EXERCISE INSTRUCTIONS – Report each line of the entries below that includes "legend".

• • • • • • •

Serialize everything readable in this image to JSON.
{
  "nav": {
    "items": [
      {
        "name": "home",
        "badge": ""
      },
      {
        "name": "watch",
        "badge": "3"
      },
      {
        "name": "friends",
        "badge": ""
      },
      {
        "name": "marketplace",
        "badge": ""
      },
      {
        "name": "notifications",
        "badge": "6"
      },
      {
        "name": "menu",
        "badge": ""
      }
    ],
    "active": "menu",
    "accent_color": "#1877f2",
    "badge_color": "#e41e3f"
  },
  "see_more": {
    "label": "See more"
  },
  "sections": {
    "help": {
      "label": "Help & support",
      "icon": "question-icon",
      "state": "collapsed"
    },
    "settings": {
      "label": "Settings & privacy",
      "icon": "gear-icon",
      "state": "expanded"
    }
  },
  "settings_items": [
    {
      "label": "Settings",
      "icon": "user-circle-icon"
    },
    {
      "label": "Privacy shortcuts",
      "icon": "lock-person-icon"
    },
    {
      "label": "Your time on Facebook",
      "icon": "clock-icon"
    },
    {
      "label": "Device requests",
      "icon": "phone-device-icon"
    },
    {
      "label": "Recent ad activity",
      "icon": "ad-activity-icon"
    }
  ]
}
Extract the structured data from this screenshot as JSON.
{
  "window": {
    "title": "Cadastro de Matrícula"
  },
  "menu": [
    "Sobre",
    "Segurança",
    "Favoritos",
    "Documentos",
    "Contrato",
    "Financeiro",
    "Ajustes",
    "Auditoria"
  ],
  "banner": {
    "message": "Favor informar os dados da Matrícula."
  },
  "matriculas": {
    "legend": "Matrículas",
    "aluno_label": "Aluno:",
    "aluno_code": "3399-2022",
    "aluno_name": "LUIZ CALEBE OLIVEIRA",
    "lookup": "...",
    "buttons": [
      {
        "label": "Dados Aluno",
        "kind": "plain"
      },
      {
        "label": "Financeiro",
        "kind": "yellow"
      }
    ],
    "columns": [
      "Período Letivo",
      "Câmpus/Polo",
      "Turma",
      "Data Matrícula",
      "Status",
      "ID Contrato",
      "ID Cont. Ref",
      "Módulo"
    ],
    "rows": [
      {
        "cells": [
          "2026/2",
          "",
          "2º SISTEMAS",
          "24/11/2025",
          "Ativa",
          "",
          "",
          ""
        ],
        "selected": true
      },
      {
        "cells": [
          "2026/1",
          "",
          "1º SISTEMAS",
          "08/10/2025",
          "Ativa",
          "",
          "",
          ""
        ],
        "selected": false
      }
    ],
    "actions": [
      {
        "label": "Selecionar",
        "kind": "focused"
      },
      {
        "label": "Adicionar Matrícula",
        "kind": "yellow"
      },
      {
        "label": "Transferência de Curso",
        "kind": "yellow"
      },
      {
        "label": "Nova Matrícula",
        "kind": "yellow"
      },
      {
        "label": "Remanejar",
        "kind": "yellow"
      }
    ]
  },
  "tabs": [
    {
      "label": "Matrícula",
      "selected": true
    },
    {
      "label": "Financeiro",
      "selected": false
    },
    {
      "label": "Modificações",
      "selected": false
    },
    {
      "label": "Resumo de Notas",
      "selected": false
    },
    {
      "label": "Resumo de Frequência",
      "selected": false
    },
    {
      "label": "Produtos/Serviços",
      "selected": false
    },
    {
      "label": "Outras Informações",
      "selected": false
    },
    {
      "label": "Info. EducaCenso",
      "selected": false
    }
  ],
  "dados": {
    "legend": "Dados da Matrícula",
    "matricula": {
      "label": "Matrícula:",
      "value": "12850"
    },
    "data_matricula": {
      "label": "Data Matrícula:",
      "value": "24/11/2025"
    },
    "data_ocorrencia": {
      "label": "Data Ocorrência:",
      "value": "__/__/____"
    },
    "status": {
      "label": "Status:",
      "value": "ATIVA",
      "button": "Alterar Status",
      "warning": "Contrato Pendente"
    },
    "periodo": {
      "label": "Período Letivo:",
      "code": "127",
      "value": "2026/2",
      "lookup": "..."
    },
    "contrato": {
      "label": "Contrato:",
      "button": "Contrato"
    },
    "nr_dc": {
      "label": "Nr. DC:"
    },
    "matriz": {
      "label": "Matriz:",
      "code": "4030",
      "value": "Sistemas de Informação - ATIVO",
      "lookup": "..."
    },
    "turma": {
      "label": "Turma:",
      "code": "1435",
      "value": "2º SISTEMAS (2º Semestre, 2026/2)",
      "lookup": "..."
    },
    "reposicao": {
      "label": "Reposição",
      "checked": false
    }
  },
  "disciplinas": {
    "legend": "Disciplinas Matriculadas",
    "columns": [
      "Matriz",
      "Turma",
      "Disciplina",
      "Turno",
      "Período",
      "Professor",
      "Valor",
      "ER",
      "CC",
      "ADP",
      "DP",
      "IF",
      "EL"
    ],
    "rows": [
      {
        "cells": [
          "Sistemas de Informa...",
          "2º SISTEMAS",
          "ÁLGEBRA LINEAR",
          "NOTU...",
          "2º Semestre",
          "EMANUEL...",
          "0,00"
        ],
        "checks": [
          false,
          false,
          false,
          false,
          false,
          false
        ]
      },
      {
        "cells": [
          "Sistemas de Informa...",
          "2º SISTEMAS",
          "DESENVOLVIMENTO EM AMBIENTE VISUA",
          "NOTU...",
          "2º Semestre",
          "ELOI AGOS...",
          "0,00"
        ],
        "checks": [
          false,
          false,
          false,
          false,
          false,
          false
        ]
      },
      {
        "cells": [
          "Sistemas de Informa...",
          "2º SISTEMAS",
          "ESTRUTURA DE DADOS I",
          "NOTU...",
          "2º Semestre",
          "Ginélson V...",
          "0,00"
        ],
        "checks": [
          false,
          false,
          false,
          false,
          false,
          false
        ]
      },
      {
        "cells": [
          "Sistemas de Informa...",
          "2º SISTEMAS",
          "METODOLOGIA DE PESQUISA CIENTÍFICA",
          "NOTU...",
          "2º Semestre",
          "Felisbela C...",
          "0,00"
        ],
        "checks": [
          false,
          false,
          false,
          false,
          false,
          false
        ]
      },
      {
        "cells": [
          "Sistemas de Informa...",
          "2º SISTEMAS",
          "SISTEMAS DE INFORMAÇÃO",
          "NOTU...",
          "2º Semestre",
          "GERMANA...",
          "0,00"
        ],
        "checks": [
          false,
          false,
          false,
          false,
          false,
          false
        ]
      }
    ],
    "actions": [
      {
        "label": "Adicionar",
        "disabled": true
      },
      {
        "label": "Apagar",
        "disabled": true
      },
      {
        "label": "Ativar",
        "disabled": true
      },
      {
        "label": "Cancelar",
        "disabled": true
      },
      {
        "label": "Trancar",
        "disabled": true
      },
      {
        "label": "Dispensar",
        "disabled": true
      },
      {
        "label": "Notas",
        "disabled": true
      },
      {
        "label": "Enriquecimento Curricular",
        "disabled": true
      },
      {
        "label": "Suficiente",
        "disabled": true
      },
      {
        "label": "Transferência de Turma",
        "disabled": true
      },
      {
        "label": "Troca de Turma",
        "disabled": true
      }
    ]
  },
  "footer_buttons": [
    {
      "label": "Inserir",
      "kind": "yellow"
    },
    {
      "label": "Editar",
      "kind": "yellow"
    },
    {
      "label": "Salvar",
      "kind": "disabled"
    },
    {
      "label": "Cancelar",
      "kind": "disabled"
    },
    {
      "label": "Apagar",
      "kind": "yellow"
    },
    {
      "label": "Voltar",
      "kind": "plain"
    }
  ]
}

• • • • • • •

EXERCISE RESULT –
    "legend": "Matrículas",
    "legend": "Dados da Matrícula",
    "legend": "Disciplinas Matriculadas",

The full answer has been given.